Frontera has finished a six-month follow-up evaluation of anxiety, fatigue, and other neurological symptoms in her NYU group of hospitalized Covid-19 patients and plans another at one year. “We’re looking at trajectories of recovery,” says Frontera, who is also on the steering committee of the Covid-19 Neuro Databank/Biobank, funded by the NINDS and maintained by NYU. This project will collect information on neurological symptoms and the course of the disease from health care providers, hospitals, and researchers across the country, along with biological materials such as blood and CSF.
“We may see regional variations in viral genotype and get information on different strategies used with different patients,” she says. “Hopefully we’ll answer some questions about underlying etiology.”
A consortium of researchers from 30 countries are participating in a study to trace a possible path from Covid-19 to neurodegenerative diseases, particularly dementia. “It’s a ‘study of studies,’” says Heather Snyder, vice president, Medical and Scientific Relations, of the Alzheimer’s Association, which is funding the initial effort. “Groups around the world will collect blood, MRI images, clinical data, depending on their resources. Some studies will involve hospitalized individuals only; other studies, patients in the community.”
The resulting trove of data will be pooled, shared, and subjected to meta-analysis “to identify associations and connections, and answer some of the big questions about the long-term impact of Covid-19 on the brain and nervous system,” she says.
Sudra Seshadri, founding director of the Glenn Biggs Institute for Alzheimer’s & Neurodegenerative Diseases at University of Texas, San Antonio, and coauthor of a paper that outlined the rationale for the project, notes that inflammation is prominent among the effects of SARS-CoV-2. “We know that immune problems have a role in Alzheimer’s disease, too. And direct effects of the virus, such as increasing clotting tendency, might lead to small strokes, which tend to worsen dementia.”

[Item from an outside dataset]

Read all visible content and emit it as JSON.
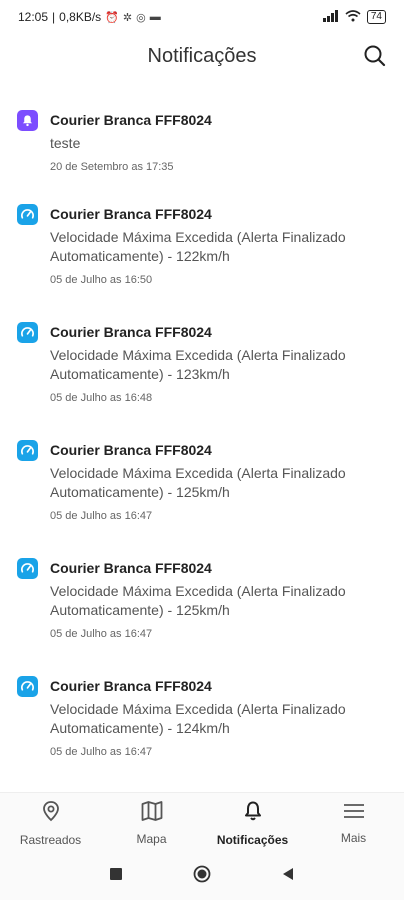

Earlier researchers have suggested a link between diverse viral infections and Alzheimer’s disease, she points out. The plan is to follow participants for 18 months or longer, tracking variables including cognitive functioning. All ages will be involved, “but we are focusing on older people [including] some who have MCI (mild cognitive impairment) and early Alzheimer’s,” says Seshadri.
This particular area of research is poised to accelerate. The National Institute on Aging recently called for grant proposals to fund projects exploring the impact of Covid-19 on neurodegenerative disorders and the aging process.
A year-plus into the pandemic, the story is far from over. Although vaccination stands to stem the tide, Covid-19 won’t be gone overnight, and variants of the SARS-CoV-2 virus, according to many experts, are likely to be around for a long time.
And even if just ten percent of those infected develop persistent symptoms, with 130 million cases worldwide and counting, that’s a lot of need for whatever neuroscience can deliver. “If we know whether they are due to neuroinvasion, autoimmune, vascular, or other mechanisms, it will change how we manage symptoms and the disease long-term,” says Song. “We often forget why we do this research. Ultimately, it’s to help patients.”
This article first appeared in the Spring 2021 issue of our Cerebrum magazine. Click the cover for the full e-magazine.